A New Jersey’s nurse’s back was permanently injured because the hospital in which she worked failed to provide mechanical lifting devices for use by the hospital staff. In part, the reason why such a lifting device was not available was due to a lack of state based regulations mandating such devices be available.
Because of her injuries, this nurse has suffered wage loss, medical expense and prolonged medical treatment. “I live in constant pain, some days much worse than others,” she was quoted as saying. Before such devices were required in hospitals and nursing homes, more than half of the nurses reported suffering some sort of injury due to lifting accidents. Sometimes these injured workers only outlet would be to file a workers’ compensation claim.
Lifting injuries are just one of many safety issues that hospital staff must endure. More than half of the employees have been victims of violence or physical harassment on the job. Because the safety record of hospitals in New Jersey was so poor, the then governor and legislature put into place statewide standards which including the availability of lifting devices and violence prevention measures.
Though evidence shows that employers would save a great millions of dollars in workers’ compensation and other costs that result from worker injuries, many corporations continue to resist such safety measures. They would prefer that any state legislation that exceeds what has already been enacted by the federal government to be prohibited.
The laws concerning worker safety are complicated, but an attorney experienced in the area of workers’ compensation and workers’ safety can assist that worker and his family in receiving compensation for injuries or illness. Such representation can force a hospital or medical center to make needed changes to insure worker safety in the future.

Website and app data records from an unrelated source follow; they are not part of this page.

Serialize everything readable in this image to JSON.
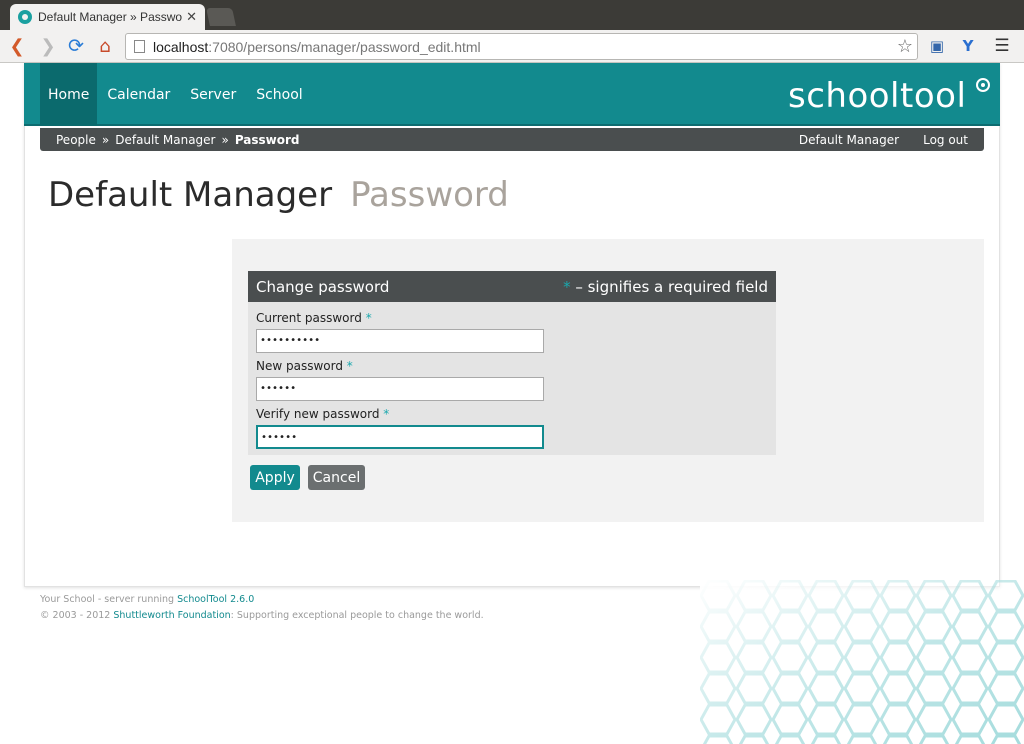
{
  "browser": {
    "tab_title": "Default Manager » Passwo",
    "url_host": "localhost",
    "url_path": ":7080/persons/manager/password_edit.html"
  },
  "header": {
    "nav": [
      "Home",
      "Calendar",
      "Server",
      "School"
    ],
    "logo": "schooltool"
  },
  "breadcrumb": {
    "items": [
      "People",
      "Default Manager"
    ],
    "current": "Password",
    "separator": "»"
  },
  "user": {
    "name": "Default Manager",
    "logout": "Log out"
  },
  "page": {
    "title": "Default Manager",
    "subtitle": "Password"
  },
  "form": {
    "legend": "Change password",
    "required_star": "*",
    "required_hint": " – signifies a required field",
    "fields": [
      {
        "label": "Current password",
        "value": "••••••••••"
      },
      {
        "label": "New password",
        "value": "••••••"
      },
      {
        "label": "Verify new password",
        "value": "••••••"
      }
    ],
    "apply": "Apply",
    "cancel": "Cancel"
  },
  "footer": {
    "line1_prefix": "Your School - server running ",
    "line1_link": "SchoolTool 2.6.0",
    "line2_prefix": "© 2003 - 2012 ",
    "line2_link": "Shuttleworth Foundation",
    "line2_suffix": ": Supporting exceptional people to change the world."
  },
  "colors": {
    "accent": "#128a8e",
    "dark_bar": "#4a4e4f"
  }
}
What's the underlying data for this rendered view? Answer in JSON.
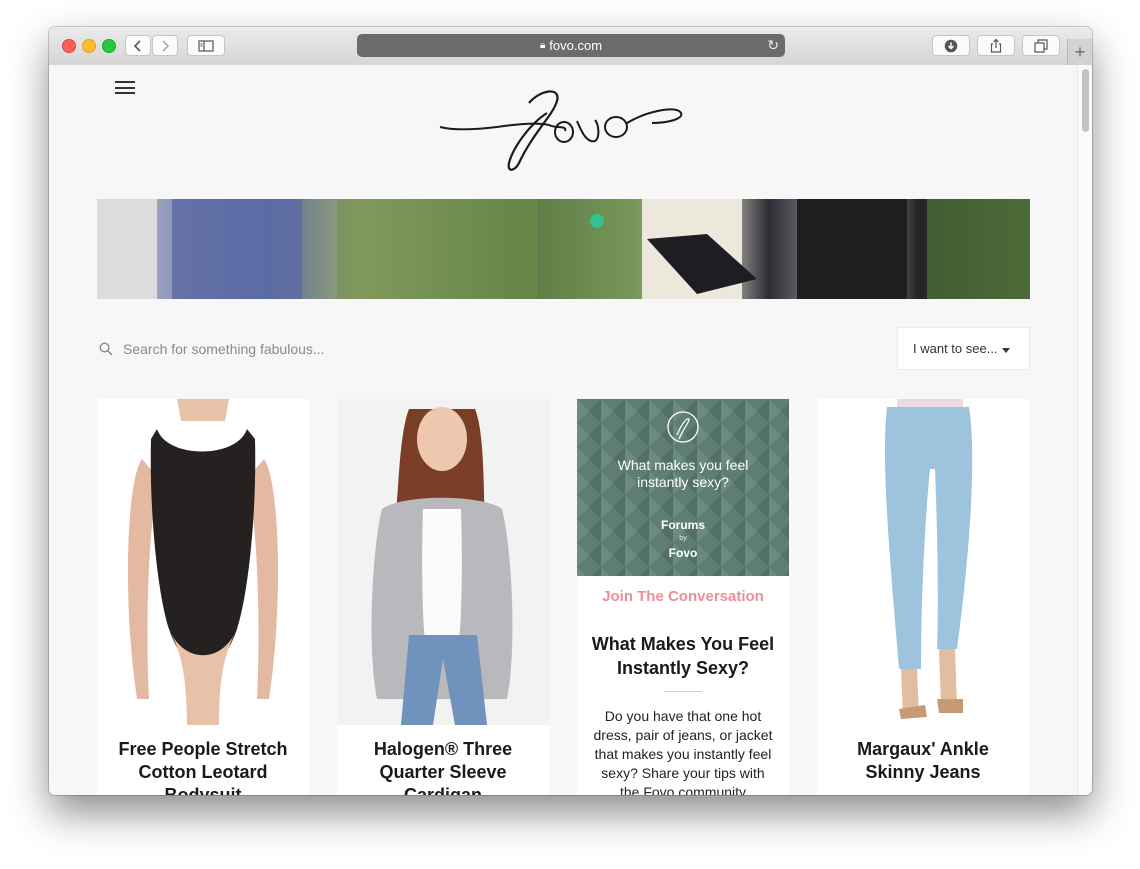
{
  "browser": {
    "url": "fovo.com",
    "icons": [
      "back-icon",
      "forward-icon",
      "sidebar-icon",
      "download-icon",
      "share-icon",
      "tabs-icon",
      "new-tab-icon",
      "lock-icon",
      "reload-icon"
    ]
  },
  "site": {
    "logo_text": "fovo",
    "search_placeholder": "Search for something fabulous...",
    "filter_label": "I want to see..."
  },
  "cards": [
    {
      "title": "Free People Stretch Cotton Leotard Bodysuit"
    },
    {
      "title": "Halogen® Three Quarter Sleeve Cardigan"
    },
    {
      "image_question": "What makes you feel instantly sexy?",
      "brand_top": "Forums",
      "brand_by": "by",
      "brand_bottom": "Fovo",
      "cta": "Join The Conversation",
      "title": "What Makes You Feel Instantly Sexy?",
      "description": "Do you have that one hot dress, pair of jeans, or jacket that makes you instantly feel sexy? Share your tips with the Fovo community"
    },
    {
      "title": "Margaux' Ankle Skinny Jeans"
    }
  ],
  "colors": {
    "accent_pink": "#ea8e98",
    "forum_green": "#5e7d73"
  }
}
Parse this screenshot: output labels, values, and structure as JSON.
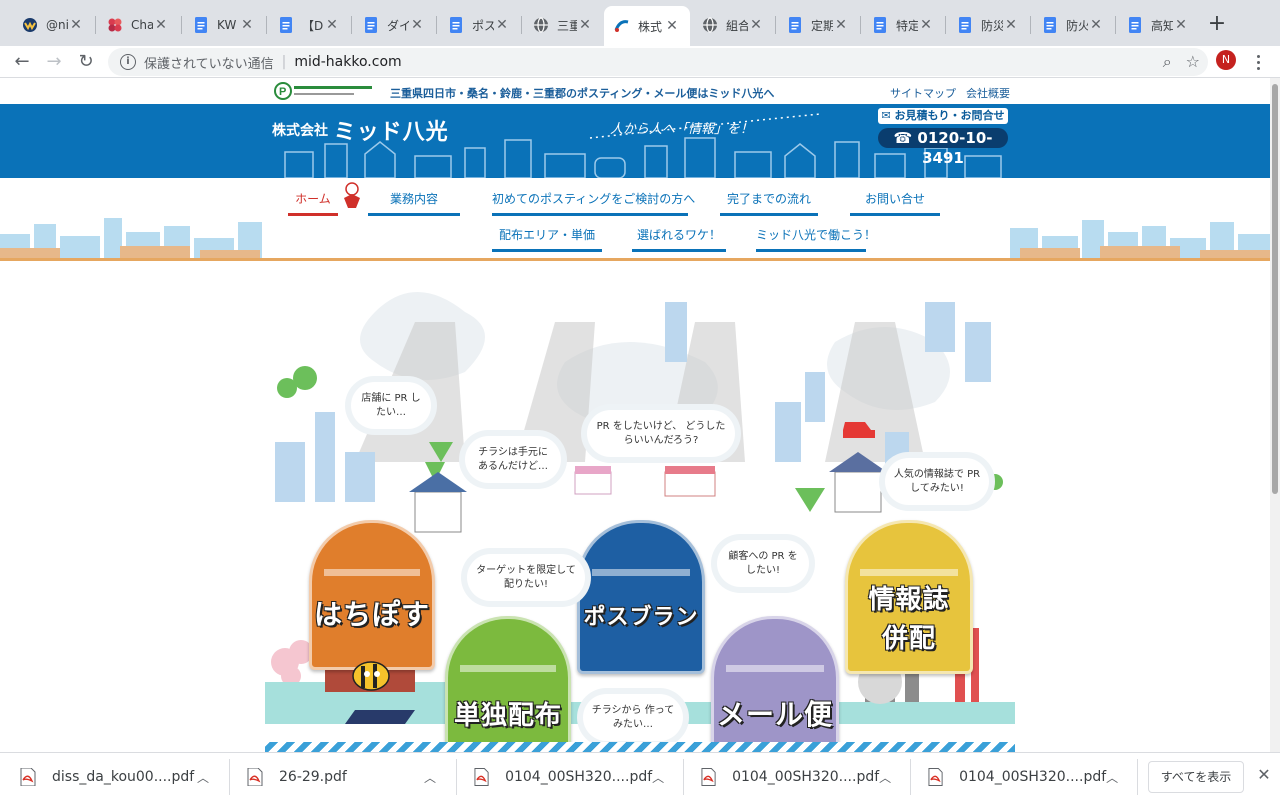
{
  "browser": {
    "tabs": [
      {
        "title": "@ni",
        "icon": "wayground-icon"
      },
      {
        "title": "Cha",
        "icon": "chart-icon"
      },
      {
        "title": "KW",
        "icon": "docs-icon"
      },
      {
        "title": "【D",
        "icon": "docs-icon"
      },
      {
        "title": "ダイ",
        "icon": "docs-icon"
      },
      {
        "title": "ポス",
        "icon": "docs-icon"
      },
      {
        "title": "三重",
        "icon": "globe-icon"
      },
      {
        "title": "株式",
        "icon": "site-icon",
        "active": true
      },
      {
        "title": "組合",
        "icon": "globe-icon"
      },
      {
        "title": "定期",
        "icon": "docs-icon"
      },
      {
        "title": "特定",
        "icon": "docs-icon"
      },
      {
        "title": "防災",
        "icon": "docs-icon"
      },
      {
        "title": "防火",
        "icon": "docs-icon"
      },
      {
        "title": "高知",
        "icon": "docs-icon"
      }
    ],
    "new_tab": "+",
    "address": {
      "security_label": "保護されていない通信",
      "url": "mid-hakko.com"
    },
    "profile_initial": "N"
  },
  "site": {
    "tagline": "三重県四日市・桑名・鈴鹿・三重郡のポスティング・メール便はミッド八光へ",
    "top_links": [
      "サイトマップ",
      "会社概要"
    ],
    "logo_prefix": "株式会社",
    "logo_name": "ミッド八光",
    "slogan": "人から人へ「情報」を！",
    "contact_label": "お見積もり・お問合せ",
    "phone": "0120-10-3491",
    "nav_row1": [
      "ホーム",
      "業務内容",
      "初めてのポスティングをご検討の方へ",
      "完了までの流れ",
      "お問い合せ"
    ],
    "nav_row2": [
      "配布エリア・単価",
      "選ばれるワケ！",
      "ミッド八光で働こう！"
    ]
  },
  "hero": {
    "posts": [
      {
        "label": "はちぽす",
        "color": "#e07e2c"
      },
      {
        "label": "単独配布",
        "color": "#7cba3e"
      },
      {
        "label": "ポスブラン",
        "color": "#1e5fa3"
      },
      {
        "label": "メール便",
        "color": "#9e95c8"
      },
      {
        "label": "情報誌 併配",
        "color": "#e7c43d"
      }
    ],
    "bubbles": [
      "店舗に PR したい…",
      "チラシは手元に あるんだけど…",
      "PR をしたいけど、 どうしたらいいんだろう?",
      "人気の情報誌で PR してみたい!",
      "ターゲットを限定して 配りたい!",
      "顧客への PR をしたい!",
      "チラシから 作ってみたい…"
    ]
  },
  "downloads": {
    "items": [
      "diss_da_kou00....pdf",
      "26-29.pdf",
      "0104_00SH320....pdf",
      "0104_00SH320....pdf",
      "0104_00SH320....pdf"
    ],
    "show_all": "すべてを表示"
  }
}
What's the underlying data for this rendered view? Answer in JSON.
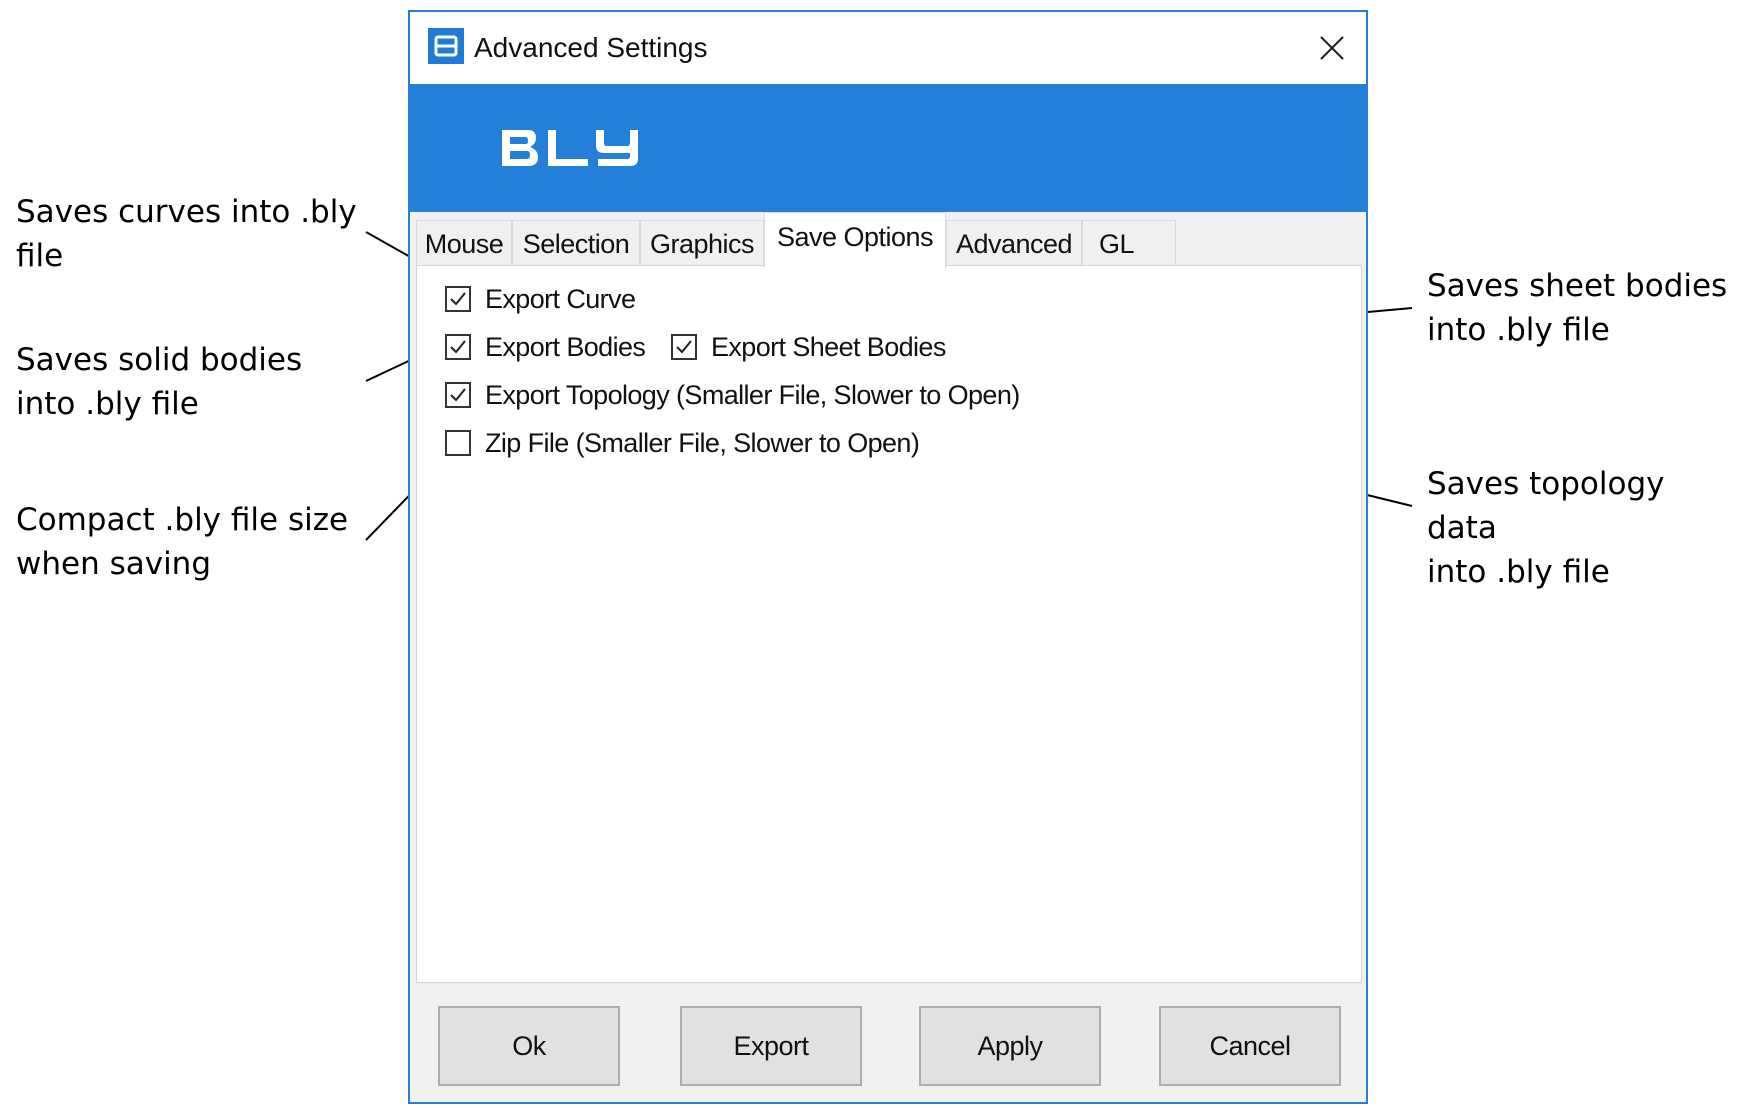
{
  "window": {
    "title": "Advanced Settings",
    "icon": "app-b-icon",
    "accent_color": "#247fd9"
  },
  "banner": {
    "logo_text": "BLY"
  },
  "tabs": [
    {
      "label": "Mouse",
      "active": false
    },
    {
      "label": "Selection",
      "active": false
    },
    {
      "label": "Graphics",
      "active": false
    },
    {
      "label": "Save Options",
      "active": true
    },
    {
      "label": "Advanced",
      "active": false
    },
    {
      "label": "GL",
      "active": false
    }
  ],
  "options": [
    {
      "label": "Export Curve",
      "checked": true
    },
    {
      "label": "Export Bodies",
      "checked": true
    },
    {
      "label": "Export Sheet Bodies",
      "checked": true
    },
    {
      "label": "Export Topology (Smaller File, Slower to Open)",
      "checked": true
    },
    {
      "label": "Zip File (Smaller File, Slower to Open)",
      "checked": false
    }
  ],
  "buttons": {
    "ok": "Ok",
    "export": "Export",
    "apply": "Apply",
    "cancel": "Cancel"
  },
  "annotations": {
    "export_curve": "Saves curves into .bly\nfile",
    "export_bodies": "Saves solid bodies\ninto .bly file",
    "zip_file": "Compact .bly file size\nwhen saving",
    "export_sheet_bodies": "Saves sheet bodies\ninto .bly file",
    "export_topology": "Saves topology data\ninto .bly file"
  }
}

Employees at hospitals could be facing the same risks if employers repeatedly ignore warnings and safety recommendations. If these facilities are not held accountable, serious injuries to employees is likely to continue to occur.
Source: NJ.com, “Stronger safeguards needed in N.J. hospitals, nursing homes,” by Ann Twomey & Chrystal Distant, Jan. 13, 2012